Activity ▸ How many lines of the data include the string "Windows"? State the number and nothing else.
==== Supplied material
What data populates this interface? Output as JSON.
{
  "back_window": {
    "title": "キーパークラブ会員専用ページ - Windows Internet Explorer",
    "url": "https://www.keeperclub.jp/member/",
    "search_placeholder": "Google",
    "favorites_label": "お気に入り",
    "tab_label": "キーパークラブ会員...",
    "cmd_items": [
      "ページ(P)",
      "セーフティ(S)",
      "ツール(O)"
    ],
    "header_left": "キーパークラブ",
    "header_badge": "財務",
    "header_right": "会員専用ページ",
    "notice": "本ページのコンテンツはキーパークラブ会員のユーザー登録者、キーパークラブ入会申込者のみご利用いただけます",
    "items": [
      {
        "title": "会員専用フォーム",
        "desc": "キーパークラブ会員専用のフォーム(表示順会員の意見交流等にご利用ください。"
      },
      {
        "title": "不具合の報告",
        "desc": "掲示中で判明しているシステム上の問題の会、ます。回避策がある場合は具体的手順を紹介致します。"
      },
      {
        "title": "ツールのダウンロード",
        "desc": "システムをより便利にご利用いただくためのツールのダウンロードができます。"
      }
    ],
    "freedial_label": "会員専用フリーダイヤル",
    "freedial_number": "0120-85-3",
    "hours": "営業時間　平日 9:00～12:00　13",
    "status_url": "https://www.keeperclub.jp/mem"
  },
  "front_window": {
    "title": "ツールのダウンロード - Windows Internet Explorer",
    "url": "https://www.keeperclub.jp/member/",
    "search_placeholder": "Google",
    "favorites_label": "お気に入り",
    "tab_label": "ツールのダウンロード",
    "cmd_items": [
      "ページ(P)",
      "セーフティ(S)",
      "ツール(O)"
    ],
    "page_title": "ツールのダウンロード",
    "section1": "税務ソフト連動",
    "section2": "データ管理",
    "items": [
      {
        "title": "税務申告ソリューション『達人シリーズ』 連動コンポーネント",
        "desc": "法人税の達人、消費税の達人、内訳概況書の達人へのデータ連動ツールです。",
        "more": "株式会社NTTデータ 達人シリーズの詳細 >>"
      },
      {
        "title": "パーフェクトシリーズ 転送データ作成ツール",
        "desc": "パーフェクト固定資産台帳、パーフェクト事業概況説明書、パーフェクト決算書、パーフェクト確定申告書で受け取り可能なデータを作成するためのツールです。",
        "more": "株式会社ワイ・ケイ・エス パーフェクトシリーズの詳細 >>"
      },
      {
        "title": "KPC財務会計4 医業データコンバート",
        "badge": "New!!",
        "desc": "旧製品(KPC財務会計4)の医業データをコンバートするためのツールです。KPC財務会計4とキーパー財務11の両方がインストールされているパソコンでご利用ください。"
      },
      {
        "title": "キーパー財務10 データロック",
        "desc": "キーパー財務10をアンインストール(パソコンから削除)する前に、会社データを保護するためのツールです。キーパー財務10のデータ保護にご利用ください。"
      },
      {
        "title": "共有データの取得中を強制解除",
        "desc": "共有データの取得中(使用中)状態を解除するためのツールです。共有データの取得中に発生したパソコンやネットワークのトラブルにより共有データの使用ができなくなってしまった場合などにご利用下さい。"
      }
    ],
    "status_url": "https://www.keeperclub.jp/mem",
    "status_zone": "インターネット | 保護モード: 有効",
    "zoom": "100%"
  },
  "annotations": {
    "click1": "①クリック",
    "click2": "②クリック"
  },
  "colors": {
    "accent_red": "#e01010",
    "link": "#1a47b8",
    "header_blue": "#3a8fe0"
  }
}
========
Written answer ▸ 2